Precise, accurate inertial navigation relies upon the rotation rate measurements of a
sensitive gyroscope. State of the art fiber optic gyroscopes measure rotation via the Sagnac
effect, which causes a phase shift proportional to the angular velocity of a rotating interferometer
whose beam path encloses an area. Gyroscopes using interfering atoms have a much greater
Sagnac phase shift for the same enclosed area than optical gyroscopes, and therefore promise
much greater sensitivity. However, an atom Sagnac gyroscope has not yet been demonstrated
in a compact device.
This dissertation describes work towards the demonstration of a compact Sagnac gyroscope
using interfering ultracold atoms, which can be guided around suitably large areas using
magnetic potentials generated by micro-scale "atom chips". We first present the results of a
sequence of preliminary Bose-Einstein condensate (BEC) Michelson interferometry experiments.
In these experiments, BECs confined to a waveguide interfere, but the path does not enclose
area. We present the application of statistical image analysis techniques to data from our experiments.
We analyze the lessons learned about both apparatus design and the physics of BEC
interferometry. We describe the design of a new atom chip that should allow us to translate the

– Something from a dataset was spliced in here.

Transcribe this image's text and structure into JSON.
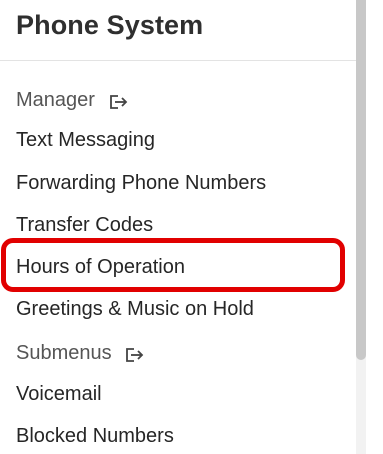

waveguide during the interferometry experiment, thus turning Michelson into Sagnac interferometry.
Finally, we explain the design of a new compact BEC apparatus that incorporates the
gyroscope chip. The apparatus is built on a rotary table so that we may truly test the gyroscope
when it is complete. We report on experimental progress towards the achievement of BEC in